One of the most read articles on this blog was a guide written in 2015 which tried to explain the mechanics behind how one votes in the Scottish Parliamentary Elections and how those votes translate into seats. With the voting age in Scotland being dropped to 16 and the upsurge in political interest in Scotland there will undoubtedly be a substantial number of people in the country who will be voting for the first time and will want to know how to do it. This article is for them and those who will be speaking to them in the days to come. As said in the disclaimer, this article will not be advocating any particular choice on who to vote for and will not be discussing options such as “tactical voting”. These are topics for other articles and other blogs.
Scotland is presently organised into 32 regional authorities called councils (some call them “local” as they are currently the lowest level of effective government in Scotland but this would be erroneous as they are many times the size of actual local government in other comparable democracies)
These councils are elected every five years with the last election being held in 2012 under the proportional representation voting system known as Single Transferrable Vote, or STV. The next election is on May 4th 2017.
Results of the 2012 elections by highest 1st preference vote in each ward. Yellow – SNP, Red – Labour, Blue – Conservative, Orange – Lib Dem, Green – Green, Grey – Independent
For the purposes of electing councilors, each regional council is split into multiple wards based on the population size of the council. Each ward then elects either 3 or 4 councilors. Due to the relatively small size of each ward and the proportional nature of the vote it is far easier for a non-party “independent” councilor to be elected (often based on either local popularity, past experience in council before leaving a previous party or by campaigning on a particular local issue) than is the case during either the Scottish Parliamentary elections or in the UK General Election.
This is the most important thing. If you are not registered to vote, you cannot vote. There is no “on the day” registration in Scotland and the deadline for the Council elections is April 17th. If you are registered, you are likely to have received a polling card by now telling you where to vote.

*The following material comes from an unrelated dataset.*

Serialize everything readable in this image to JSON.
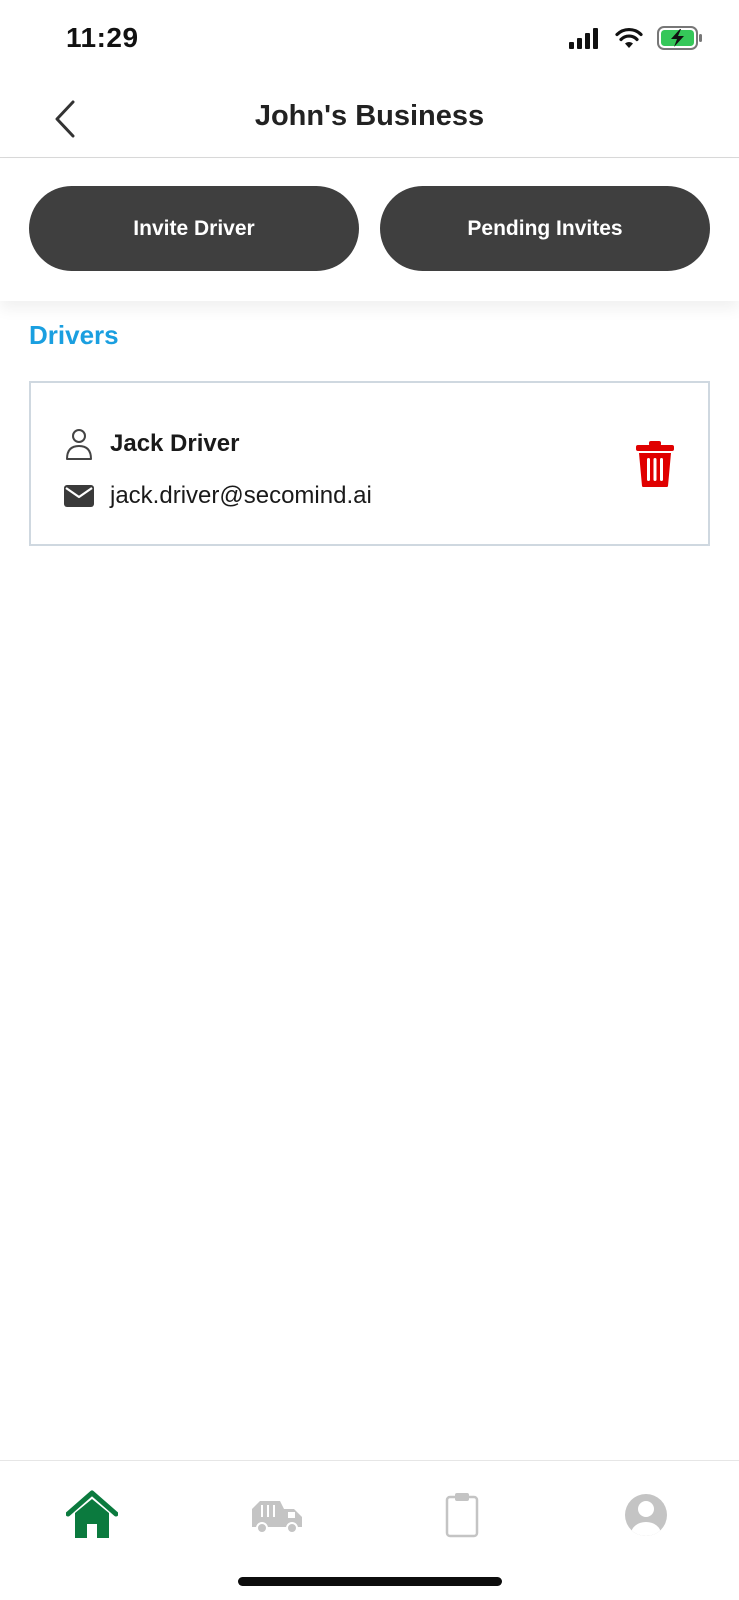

If you haven’t or if you know that you are not registered, then information on how to do so is here.
How To Vote
This is the easy bit of STV. Rather than the fairly opaque nature of the AMS system used in the Scottish elections where you are faced with two ballots which are both marked in the same way but are both calculated differently, STV presents you with a single ballot paper which will look a little like this:
The candidates will be listed in alphabetical order by surname with their home address* and their party affiliation, if any, underneath. Also present may be a party logo or a slogan representing a core issue of the candidate/party.

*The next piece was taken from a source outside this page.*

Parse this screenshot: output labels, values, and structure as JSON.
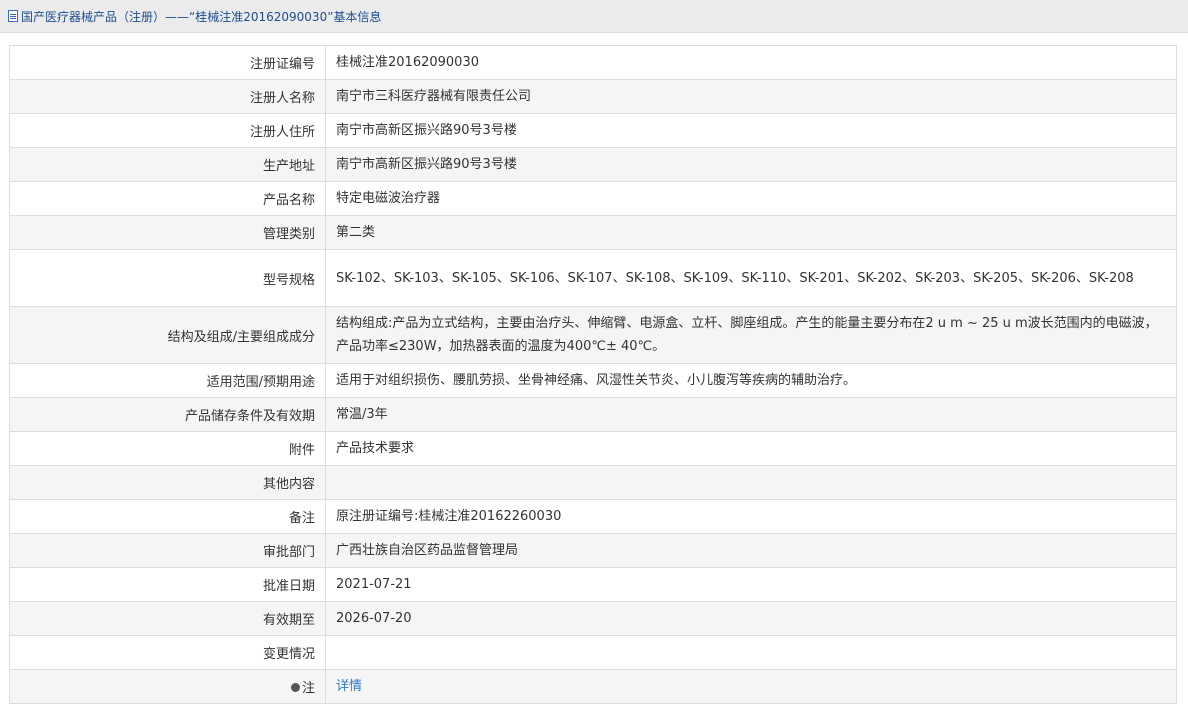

As with the Scottish election constituency vote and the UK General election (but unlike the Scottish Parliamentary Regional vote) you are not strictly voting for a party in these elections but for a person who may or may not be a member of a party. As there may be multiple people standing in a ward representing the same party, it is therefore important to consider the candidate as a person alongside their affiliations.
To actually vote is straight-forward. You do not simply mark one box with an X as with other elections, but instead RANK the candidates in order of preference using a discrete number for each 1,2,3 etc. You may not give two or more candidates “equal” rank. You do not need to rank every candidate. Once you get to the point where you’d prefer none of the remaining candidates to get elected, you may leave their boxes blank. This is sometimes known as “vote till ye boak”. Do not make any other marks on the ballot paper as this may result in your vote being invalidated and rejected. Once completed your ballot paper may look something like this:
Note: Preferences listed here are for illustration only and do not represent an endorsement, recommendation or author’s personal preference.
And once you’ve dropped your completed ballot into the box or sent it away via your postal ballot, that’s it. Simple. The seats are then allocated out such that the candidates elected are the ones deemed highest ranked by the largest number of people
* To be eligible to stand in local elections, one of the requirements is that a candidate must live, own property or work within the council boundaries. Note that the requirement applies at a council level, not a ward level.
The Hard Bit: Counting the Votes
Here comes the tricky part. Counting the votes and translating them to seats. This is a far more mathematical exercise than the FPTP system used in the UK elections (which is trivial. Person with the most votes wins the seats, the party with the most seats wins the government) and more complicated even the d’Hondt system used in Scotland and the EU elections (which can be tabulated with a pen and paper if you have to). If you’re reading this on the front page and want to delve into this maths, then click below to unfold. If not, I hope this has been useful and good luck to your chosen candidate(s) in May.